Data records
------------------------
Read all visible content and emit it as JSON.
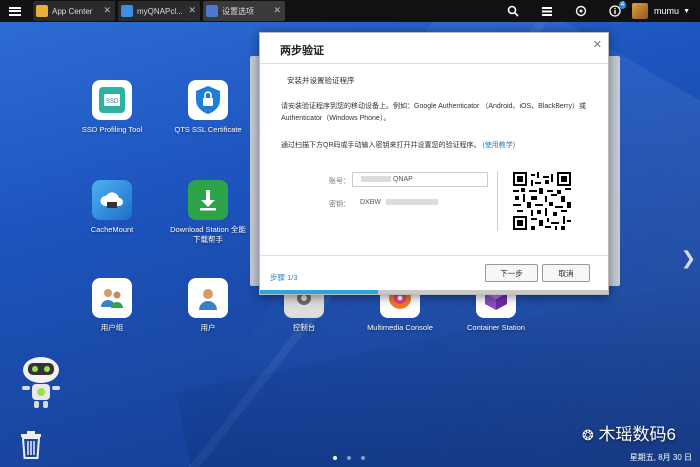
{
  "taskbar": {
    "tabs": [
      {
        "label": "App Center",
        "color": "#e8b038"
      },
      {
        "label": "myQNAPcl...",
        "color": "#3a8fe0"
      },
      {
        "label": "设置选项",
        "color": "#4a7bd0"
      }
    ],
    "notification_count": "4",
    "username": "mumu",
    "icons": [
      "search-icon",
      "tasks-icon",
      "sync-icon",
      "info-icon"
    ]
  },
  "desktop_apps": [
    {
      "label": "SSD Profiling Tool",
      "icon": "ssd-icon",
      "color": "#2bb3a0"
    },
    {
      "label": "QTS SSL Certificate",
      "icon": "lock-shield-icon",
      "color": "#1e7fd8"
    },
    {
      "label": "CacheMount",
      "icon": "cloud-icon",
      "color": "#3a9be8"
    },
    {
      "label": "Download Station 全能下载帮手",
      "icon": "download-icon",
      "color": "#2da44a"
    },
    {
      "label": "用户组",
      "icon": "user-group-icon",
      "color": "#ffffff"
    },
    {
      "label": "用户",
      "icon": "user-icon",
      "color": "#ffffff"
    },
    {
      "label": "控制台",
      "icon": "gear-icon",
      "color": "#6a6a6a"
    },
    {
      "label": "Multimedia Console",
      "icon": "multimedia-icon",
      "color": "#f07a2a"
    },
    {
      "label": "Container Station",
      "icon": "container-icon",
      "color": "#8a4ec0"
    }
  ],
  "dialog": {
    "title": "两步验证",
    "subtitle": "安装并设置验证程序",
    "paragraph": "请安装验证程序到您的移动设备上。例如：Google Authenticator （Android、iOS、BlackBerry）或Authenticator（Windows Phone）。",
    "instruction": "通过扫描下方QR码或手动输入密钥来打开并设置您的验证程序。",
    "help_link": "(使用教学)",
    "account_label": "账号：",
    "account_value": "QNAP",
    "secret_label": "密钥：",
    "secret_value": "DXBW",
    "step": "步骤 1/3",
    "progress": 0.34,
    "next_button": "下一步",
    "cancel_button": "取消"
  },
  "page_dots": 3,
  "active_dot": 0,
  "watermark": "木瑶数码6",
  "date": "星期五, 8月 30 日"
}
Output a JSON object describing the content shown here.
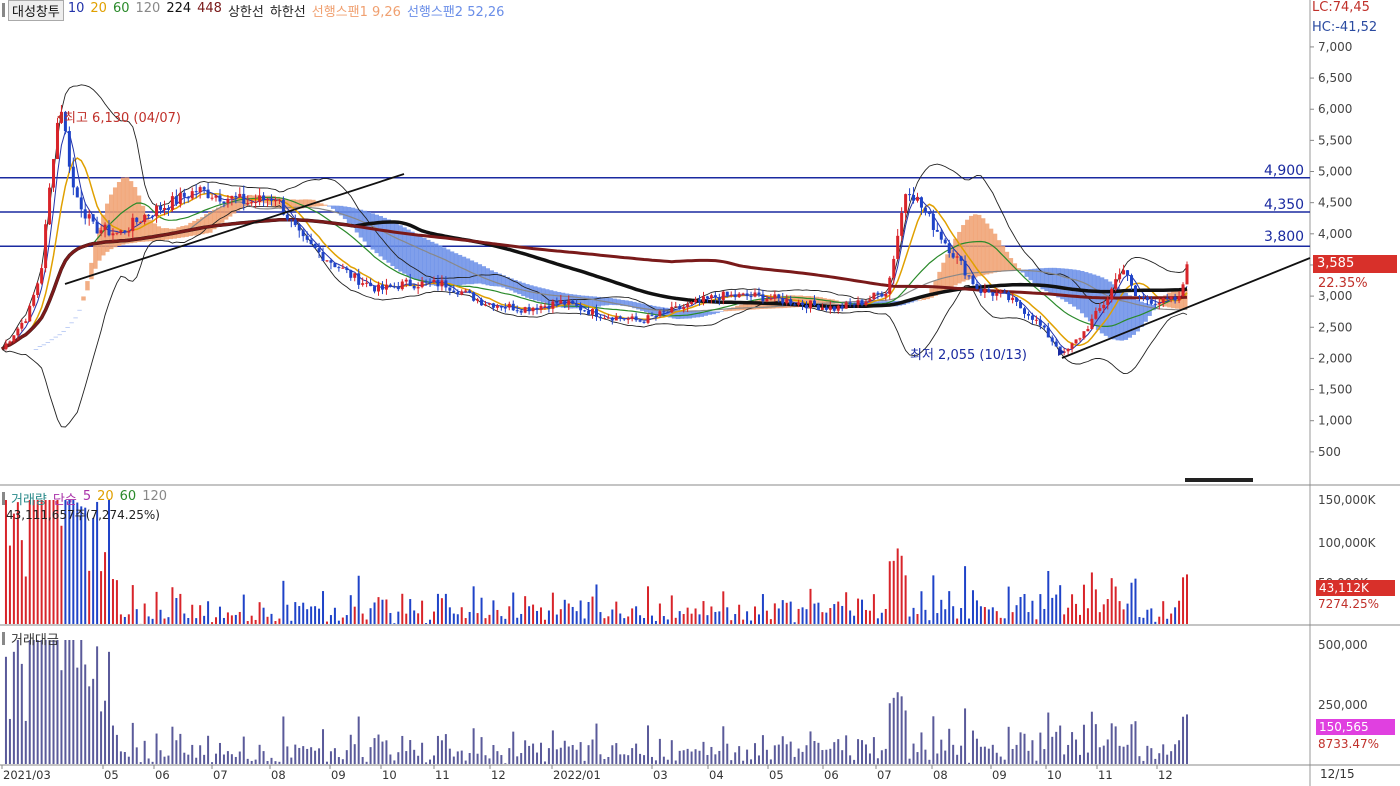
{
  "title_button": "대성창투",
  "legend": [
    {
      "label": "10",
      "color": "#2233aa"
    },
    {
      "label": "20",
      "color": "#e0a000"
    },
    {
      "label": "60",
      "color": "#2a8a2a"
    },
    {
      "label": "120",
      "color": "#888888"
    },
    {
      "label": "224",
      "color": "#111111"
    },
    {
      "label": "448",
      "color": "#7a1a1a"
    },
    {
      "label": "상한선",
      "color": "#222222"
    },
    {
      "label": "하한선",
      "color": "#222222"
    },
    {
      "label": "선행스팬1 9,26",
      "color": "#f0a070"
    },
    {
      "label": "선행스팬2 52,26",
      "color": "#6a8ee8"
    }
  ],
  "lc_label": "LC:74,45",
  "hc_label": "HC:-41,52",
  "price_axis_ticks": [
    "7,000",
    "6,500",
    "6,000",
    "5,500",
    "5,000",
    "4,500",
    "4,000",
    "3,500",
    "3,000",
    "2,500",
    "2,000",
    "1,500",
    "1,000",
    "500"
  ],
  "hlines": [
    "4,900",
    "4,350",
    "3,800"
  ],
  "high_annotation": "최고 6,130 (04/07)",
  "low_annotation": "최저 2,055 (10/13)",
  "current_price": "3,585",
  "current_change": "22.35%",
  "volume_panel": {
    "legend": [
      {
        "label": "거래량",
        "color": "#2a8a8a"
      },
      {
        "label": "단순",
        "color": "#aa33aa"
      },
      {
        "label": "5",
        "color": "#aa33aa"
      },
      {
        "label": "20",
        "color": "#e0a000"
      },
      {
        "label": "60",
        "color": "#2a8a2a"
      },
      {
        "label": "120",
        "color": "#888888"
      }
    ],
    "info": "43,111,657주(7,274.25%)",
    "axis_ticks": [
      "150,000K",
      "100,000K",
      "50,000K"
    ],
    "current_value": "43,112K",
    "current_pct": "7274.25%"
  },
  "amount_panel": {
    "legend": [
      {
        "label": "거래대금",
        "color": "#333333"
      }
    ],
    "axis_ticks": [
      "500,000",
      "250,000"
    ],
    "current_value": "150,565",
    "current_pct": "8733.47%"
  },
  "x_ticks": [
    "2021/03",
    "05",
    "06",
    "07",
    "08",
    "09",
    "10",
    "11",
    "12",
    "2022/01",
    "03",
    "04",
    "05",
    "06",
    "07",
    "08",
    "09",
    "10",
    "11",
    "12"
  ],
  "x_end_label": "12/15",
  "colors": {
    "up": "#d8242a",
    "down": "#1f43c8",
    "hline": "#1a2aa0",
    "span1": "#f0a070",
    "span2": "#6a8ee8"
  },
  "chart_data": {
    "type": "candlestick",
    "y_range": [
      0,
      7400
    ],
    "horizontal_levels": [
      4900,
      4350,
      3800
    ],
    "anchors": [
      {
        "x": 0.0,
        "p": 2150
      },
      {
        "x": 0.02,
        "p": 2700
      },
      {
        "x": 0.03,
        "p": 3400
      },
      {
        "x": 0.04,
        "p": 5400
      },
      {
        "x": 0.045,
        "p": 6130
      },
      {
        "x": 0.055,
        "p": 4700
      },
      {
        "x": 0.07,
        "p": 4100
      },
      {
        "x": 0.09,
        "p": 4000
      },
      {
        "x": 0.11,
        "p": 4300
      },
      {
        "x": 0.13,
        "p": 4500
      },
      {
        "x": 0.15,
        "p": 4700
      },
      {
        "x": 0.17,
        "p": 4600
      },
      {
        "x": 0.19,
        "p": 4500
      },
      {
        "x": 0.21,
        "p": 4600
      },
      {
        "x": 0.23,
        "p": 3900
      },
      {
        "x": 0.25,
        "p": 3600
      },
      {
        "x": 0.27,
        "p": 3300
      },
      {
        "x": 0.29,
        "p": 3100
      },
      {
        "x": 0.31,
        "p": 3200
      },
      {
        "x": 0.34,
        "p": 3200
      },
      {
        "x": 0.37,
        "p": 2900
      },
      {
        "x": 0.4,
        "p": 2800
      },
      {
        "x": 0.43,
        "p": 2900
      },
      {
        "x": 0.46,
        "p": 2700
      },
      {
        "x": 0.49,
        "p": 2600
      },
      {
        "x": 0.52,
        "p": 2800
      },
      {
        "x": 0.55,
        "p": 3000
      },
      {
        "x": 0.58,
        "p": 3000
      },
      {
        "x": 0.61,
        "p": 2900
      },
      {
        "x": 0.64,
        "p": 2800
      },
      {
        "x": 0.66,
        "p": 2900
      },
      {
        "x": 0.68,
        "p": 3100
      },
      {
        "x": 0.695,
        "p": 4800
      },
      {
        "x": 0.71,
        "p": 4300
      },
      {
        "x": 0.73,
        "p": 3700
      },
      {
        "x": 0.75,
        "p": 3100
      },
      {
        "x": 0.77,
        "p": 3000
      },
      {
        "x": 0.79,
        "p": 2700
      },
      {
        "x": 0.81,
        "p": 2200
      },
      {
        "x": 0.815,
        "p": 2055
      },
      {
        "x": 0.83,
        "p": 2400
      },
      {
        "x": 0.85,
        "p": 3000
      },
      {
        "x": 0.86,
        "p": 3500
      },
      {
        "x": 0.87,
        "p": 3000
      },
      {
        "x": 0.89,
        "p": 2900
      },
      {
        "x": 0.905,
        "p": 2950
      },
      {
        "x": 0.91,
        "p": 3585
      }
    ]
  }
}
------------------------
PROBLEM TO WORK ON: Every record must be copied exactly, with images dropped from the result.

ANSWER TO THE PROBLEM:
Read all visible content and emit it as JSON.
{
  "taskbar": {
    "tabs": [
      {
        "label": "App Center",
        "color": "#e8b038"
      },
      {
        "label": "myQNAPcl...",
        "color": "#3a8fe0"
      },
      {
        "label": "设置选项",
        "color": "#4a7bd0"
      }
    ],
    "notification_count": "4",
    "username": "mumu",
    "icons": [
      "search-icon",
      "tasks-icon",
      "sync-icon",
      "info-icon"
    ]
  },
  "desktop_apps": [
    {
      "label": "SSD Profiling Tool",
      "icon": "ssd-icon",
      "color": "#2bb3a0"
    },
    {
      "label": "QTS SSL Certificate",
      "icon": "lock-shield-icon",
      "color": "#1e7fd8"
    },
    {
      "label": "CacheMount",
      "icon": "cloud-icon",
      "color": "#3a9be8"
    },
    {
      "label": "Download Station 全能下载帮手",
      "icon": "download-icon",
      "color": "#2da44a"
    },
    {
      "label": "用户组",
      "icon": "user-group-icon",
      "color": "#ffffff"
    },
    {
      "label": "用户",
      "icon": "user-icon",
      "color": "#ffffff"
    },
    {
      "label": "控制台",
      "icon": "gear-icon",
      "color": "#6a6a6a"
    },
    {
      "label": "Multimedia Console",
      "icon": "multimedia-icon",
      "color": "#f07a2a"
    },
    {
      "label": "Container Station",
      "icon": "container-icon",
      "color": "#8a4ec0"
    }
  ],
  "dialog": {
    "title": "两步验证",
    "subtitle": "安装并设置验证程序",
    "paragraph": "请安装验证程序到您的移动设备上。例如：Google Authenticator （Android、iOS、BlackBerry）或Authenticator（Windows Phone）。",
    "instruction": "通过扫描下方QR码或手动输入密钥来打开并设置您的验证程序。",
    "help_link": "(使用教学)",
    "account_label": "账号：",
    "account_value": "QNAP",
    "secret_label": "密钥：",
    "secret_value": "DXBW",
    "step": "步骤 1/3",
    "progress": 0.34,
    "next_button": "下一步",
    "cancel_button": "取消"
  },
  "page_dots": 3,
  "active_dot": 0,
  "watermark": "木瑶数码6",
  "date": "星期五, 8月 30 日"
}
Output a JSON object describing the content shown here.
{
  "title_button": "대성창투",
  "legend": [
    {
      "label": "10",
      "color": "#2233aa"
    },
    {
      "label": "20",
      "color": "#e0a000"
    },
    {
      "label": "60",
      "color": "#2a8a2a"
    },
    {
      "label": "120",
      "color": "#888888"
    },
    {
      "label": "224",
      "color": "#111111"
    },
    {
      "label": "448",
      "color": "#7a1a1a"
    },
    {
      "label": "상한선",
      "color": "#222222"
    },
    {
      "label": "하한선",
      "color": "#222222"
    },
    {
      "label": "선행스팬1 9,26",
      "color": "#f0a070"
    },
    {
      "label": "선행스팬2 52,26",
      "color": "#6a8ee8"
    }
  ],
  "lc_label": "LC:74,45",
  "hc_label": "HC:-41,52",
  "price_axis_ticks": [
    "7,000",
    "6,500",
    "6,000",
    "5,500",
    "5,000",
    "4,500",
    "4,000",
    "3,500",
    "3,000",
    "2,500",
    "2,000",
    "1,500",
    "1,000",
    "500"
  ],
  "hlines": [
    "4,900",
    "4,350",
    "3,800"
  ],
  "high_annotation": "최고 6,130 (04/07)",
  "low_annotation": "최저 2,055 (10/13)",
  "current_price": "3,585",
  "current_change": "22.35%",
  "volume_panel": {
    "legend": [
      {
        "label": "거래량",
        "color": "#2a8a8a"
      },
      {
        "label": "단순",
        "color": "#aa33aa"
      },
      {
        "label": "5",
        "color": "#aa33aa"
      },
      {
        "label": "20",
        "color": "#e0a000"
      },
      {
        "label": "60",
        "color": "#2a8a2a"
      },
      {
        "label": "120",
        "color": "#888888"
      }
    ],
    "info": "43,111,657주(7,274.25%)",
    "axis_ticks": [
      "150,000K",
      "100,000K",
      "50,000K"
    ],
    "current_value": "43,112K",
    "current_pct": "7274.25%"
  },
  "amount_panel": {
    "legend": [
      {
        "label": "거래대금",
        "color": "#333333"
      }
    ],
    "axis_ticks": [
      "500,000",
      "250,000"
    ],
    "current_value": "150,565",
    "current_pct": "8733.47%"
  },
  "x_ticks": [
    "2021/03",
    "05",
    "06",
    "07",
    "08",
    "09",
    "10",
    "11",
    "12",
    "2022/01",
    "03",
    "04",
    "05",
    "06",
    "07",
    "08",
    "09",
    "10",
    "11",
    "12"
  ],
  "x_end_label": "12/15",
  "colors": {
    "up": "#d8242a",
    "down": "#1f43c8",
    "hline": "#1a2aa0",
    "span1": "#f0a070",
    "span2": "#6a8ee8"
  },
  "chart_data": {
    "type": "candlestick",
    "y_range": [
      0,
      7400
    ],
    "horizontal_levels": [
      4900,
      4350,
      3800
    ],
    "anchors": [
      {
        "x": 0.0,
        "p": 2150
      },
      {
        "x": 0.02,
        "p": 2700
      },
      {
        "x": 0.03,
        "p": 3400
      },
      {
        "x": 0.04,
        "p": 5400
      },
      {
        "x": 0.045,
        "p": 6130
      },
      {
        "x": 0.055,
        "p": 4700
      },
      {
        "x": 0.07,
        "p": 4100
      },
      {
        "x": 0.09,
        "p": 4000
      },
      {
        "x": 0.11,
        "p": 4300
      },
      {
        "x": 0.13,
        "p": 4500
      },
      {
        "x": 0.15,
        "p": 4700
      },
      {
        "x": 0.17,
        "p": 4600
      },
      {
        "x": 0.19,
        "p": 4500
      },
      {
        "x": 0.21,
        "p": 4600
      },
      {
        "x": 0.23,
        "p": 3900
      },
      {
        "x": 0.25,
        "p": 3600
      },
      {
        "x": 0.27,
        "p": 3300
      },
      {
        "x": 0.29,
        "p": 3100
      },
      {
        "x": 0.31,
        "p": 3200
      },
      {
        "x": 0.34,
        "p": 3200
      },
      {
        "x": 0.37,
        "p": 2900
      },
      {
        "x": 0.4,
        "p": 2800
      },
      {
        "x": 0.43,
        "p": 2900
      },
      {
        "x": 0.46,
        "p": 2700
      },
      {
        "x": 0.49,
        "p": 2600
      },
      {
        "x": 0.52,
        "p": 2800
      },
      {
        "x": 0.55,
        "p": 3000
      },
      {
        "x": 0.58,
        "p": 3000
      },
      {
        "x": 0.61,
        "p": 2900
      },
      {
        "x": 0.64,
        "p": 2800
      },
      {
        "x": 0.66,
        "p": 2900
      },
      {
        "x": 0.68,
        "p": 3100
      },
      {
        "x": 0.695,
        "p": 4800
      },
      {
        "x": 0.71,
        "p": 4300
      },
      {
        "x": 0.73,
        "p": 3700
      },
      {
        "x": 0.75,
        "p": 3100
      },
      {
        "x": 0.77,
        "p": 3000
      },
      {
        "x": 0.79,
        "p": 2700
      },
      {
        "x": 0.81,
        "p": 2200
      },
      {
        "x": 0.815,
        "p": 2055
      },
      {
        "x": 0.83,
        "p": 2400
      },
      {
        "x": 0.85,
        "p": 3000
      },
      {
        "x": 0.86,
        "p": 3500
      },
      {
        "x": 0.87,
        "p": 3000
      },
      {
        "x": 0.89,
        "p": 2900
      },
      {
        "x": 0.905,
        "p": 2950
      },
      {
        "x": 0.91,
        "p": 3585
      }
    ]
  }
}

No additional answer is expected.